A good pair of wire cutters will last you a lifetime. When it comes to buying tools, quality is proportionate to price, so don’t skimp here. Again, there are several different sizes to choose from. They are sized by jaw width, jaw length, and overall length. 4” and 6” flush cut models will be most useful.
3. Long nose plier
Long nose pliers come in an almost unlimited number of configurations. The most often used and versatile are 4” and 6” long with half round jaws. Long nose pliers also can be found in jeweler’s sizes which are useful for working with the tiny springs found in rolling stock couplers.
4. Wire Stripper
Although you can probably get by with one tool that will strip the insulation from #22 – #32 AWG wire, you will also find that a size that will strip #12 – #20 to be a handy addition. Use the right tool for the job and all that. It’s easy to damage wire by using the wrong size opening. Wire strippers range from simple and cheap to complicated and expensive. The ones shown below are a good compromise. If you have ever done wire stripping with a knife, one use with the proper stripper will instantly convert you!
5. Soldering Iron
A decent soldering iron or soldering station makes electrical work easy. It’s not necessary to spend a fortune on soldering equipment. Most of your electrical work can be handled with a 15-25-watt iron that will cost you less than $25 US. Weller is a very popular brand, and the new irons have LED lighting incorporated in the handle. If your eyes are on the decline or you work in dark corners, lighting helps a LOT!
If you plan on doing much electrical work on the bench, a soldering station with temperature control is a great tool. They price out starting at about $100 for a good Hakko brand unit, and the sky is pretty much the limit after that.
Proper soldering is an art form. It takes some practice to do really well, but it’s worth the effort. There are plenty of online tutorials on soldering. Spend a couple of hours learning how, and practice. When you buy your iron or soldering station, pick up a small bottle of liquid flux or a tin of paste flux for electrical work as well. Flux is like soldering magic!
6. Rail Nipper
You can certainly build a layout with sectional track, but most railroad hobbyists prefer flexible track. A tool made specifically for cutting
rail is essential if you want to avoid frustration and poorly installed flex track. The cuts are much cleaner than if you use a wire cutter or a -gasp- hacksaw or zip saw.

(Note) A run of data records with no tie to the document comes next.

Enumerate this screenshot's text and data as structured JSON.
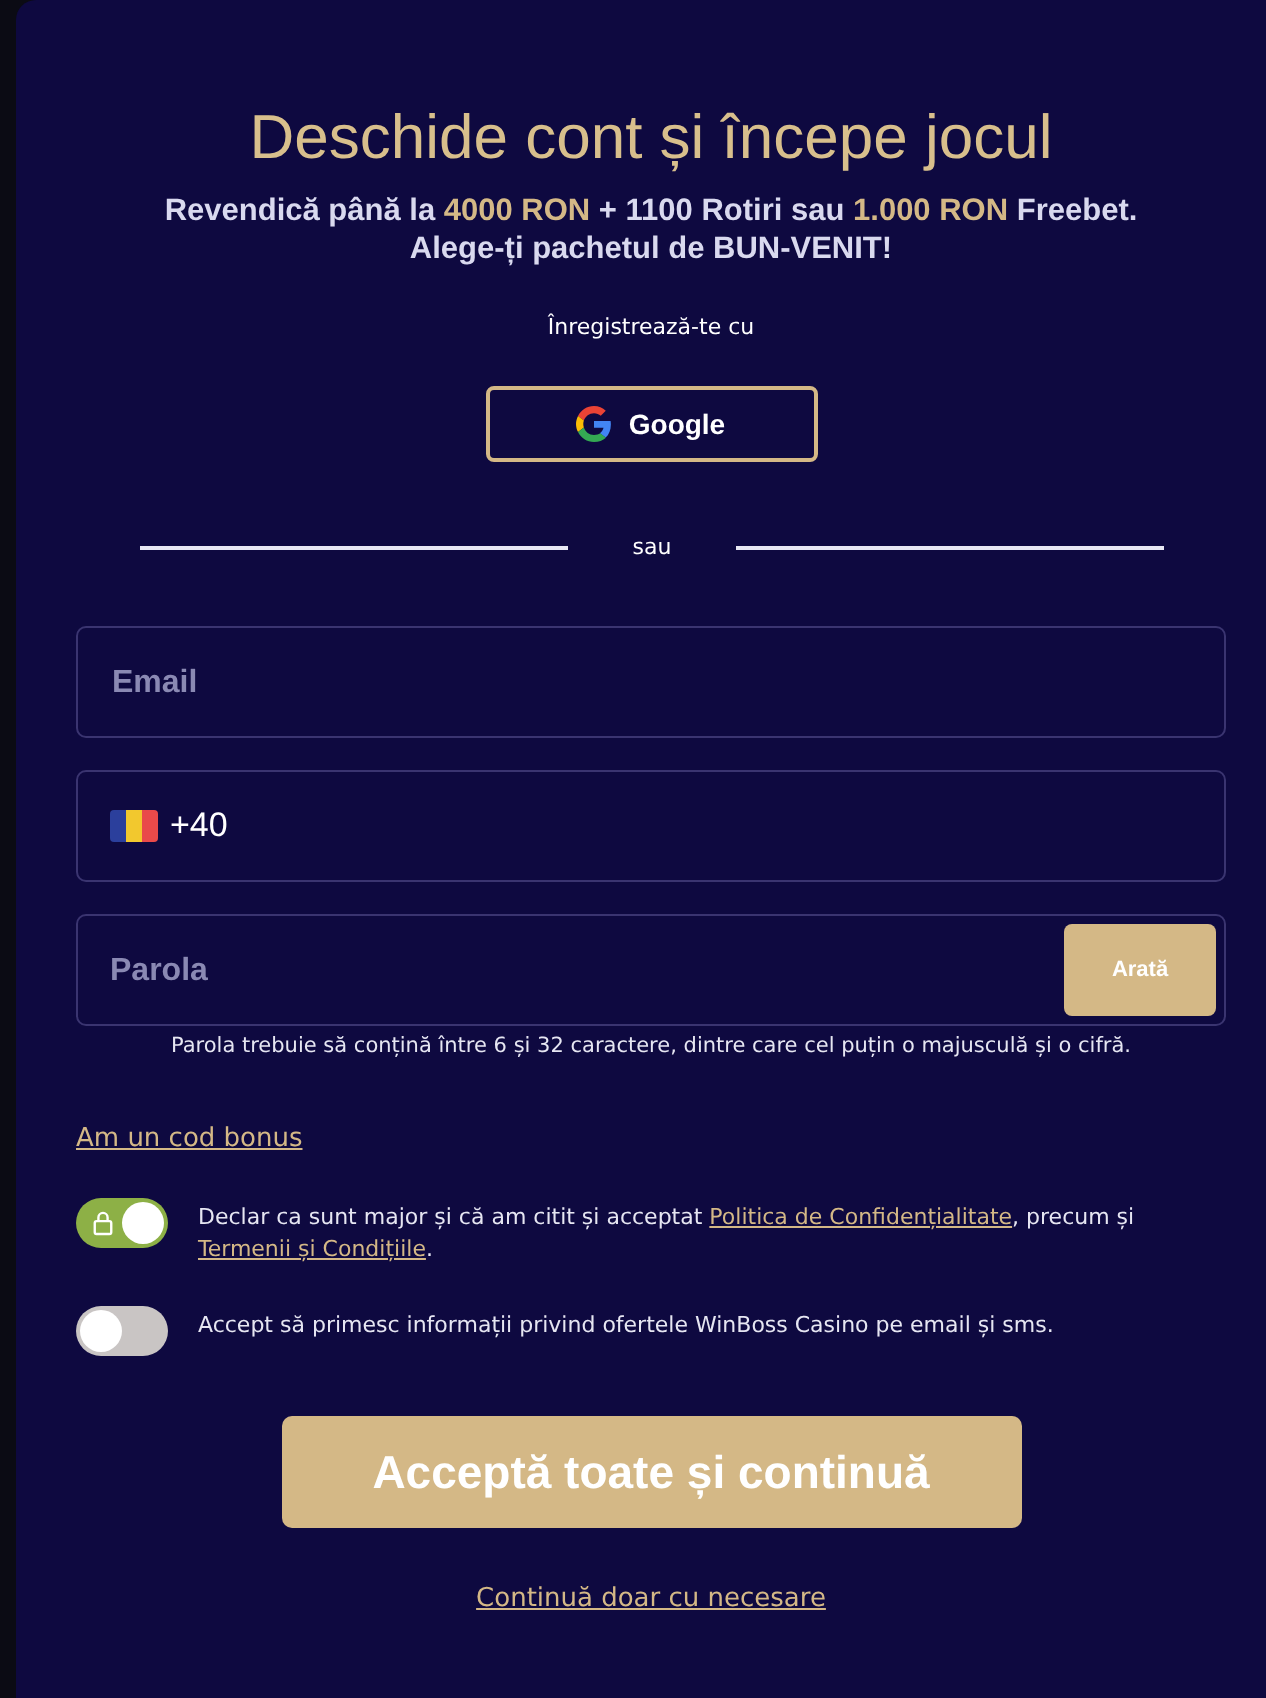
{
  "title": "Deschide cont și începe jocul",
  "subtitle_lines": [
    "Revendică până la **4000 RON** + 1100 Rotiri sau **1.000 RON** Freebet.",
    "Alege-ți pachetul de BUN-VENIT!"
  ],
  "register_with": "Înregistrează-te cu",
  "google_button": "Google",
  "divider": "sau",
  "fields": [
    {
      "kind": "text",
      "placeholder": "Email"
    },
    {
      "kind": "phone",
      "value": "+40"
    },
    {
      "kind": "password",
      "placeholder": "Parola",
      "action": "Arată"
    }
  ],
  "password_hint": "Parola trebuie să conțină între 6 și 32 caractere, dintre care cel puțin o majusculă și o cifră.",
  "bonus_link": "Am un cod bonus",
  "consents": [
    {
      "on": true,
      "locked": true,
      "parts": [
        {
          "kind": "text",
          "text": "Declar ca sunt major și că am citit și acceptat "
        },
        {
          "kind": "link",
          "text": "Politica de Confidențialitate"
        },
        {
          "kind": "text",
          "text": ", precum și "
        },
        {
          "kind": "link",
          "text": "Termenii și Condițiile"
        },
        {
          "kind": "text",
          "text": "."
        }
      ]
    },
    {
      "on": false,
      "locked": false,
      "parts": [
        {
          "kind": "text",
          "text": "Accept să primesc informații privind ofertele WinBoss Casino pe email și sms."
        }
      ]
    }
  ],
  "primary_button": "Acceptă toate și continuă",
  "secondary_link": "Continuă doar cu necesare"
}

7. Sanding block and/or sticks
You’ll use a sanding block and sticks when you are building scenery. Buy one that will allow you to easily change the paper. You can also buy disposable sanding sponges that can be molded around corners. Stock up on an assortment of grit grades for light, medium and heavy jobs. Sanding sticks or emery boards can be used for sanding in hard to reach places. They are cheap, so don’t steal them from your wife!
8. Xacto tools

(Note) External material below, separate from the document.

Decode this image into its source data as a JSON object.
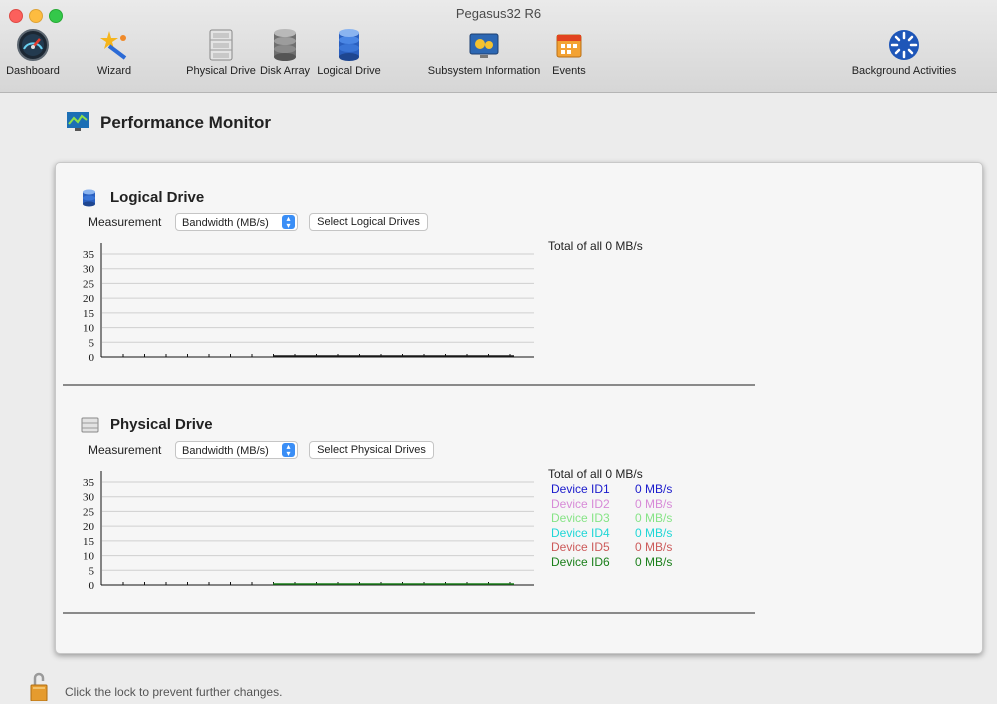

If you do any model building at all, the ubiquitous Xacto knife is a must for your toolkit. The most versatile is the #1 handle with #11 blades. The cost is about $6 US from Amazon. There are lots of other handle sizes and blade options, but the #1 will be your go-to cutting tool.
9. Utility knife
Your #1 Xacto will do a lot of jobs, but for the heavy-duty stuff get a cheap utility knife with changeable blades. One of these will make the cutting of cork or homosote roadbed effortless. Try to find one with a retractable blade for safety.
10. Bright Boy
A Bright Boy is an indispensable tool for your layout. The natural state of rails on your layout is might seem to be filthy, but a couple of strokes of this will clean them right off. It has a grit surface that cleans the rails with little effort. If you’re like this author, having several on hand will help with those times when your preferred one seems to have traveled into another dimension and can’t be found.
We’re playing with electric trains, so being able to measure electrical characteristics is certainly necessary! You can find an inexpensive digital multimeter in most home project stores. A lot of bells and whistles aren’t necessary, so you should be able to find a suitable multimeter for less than $25 US.
Buying quality tools and taking care of them will keep you happy with their performance for many years. This simple list is a place to start when making your first selections. As your railroad grows, so will your tool collection. In fact, collecting tools is likely to become a hobby in its own right!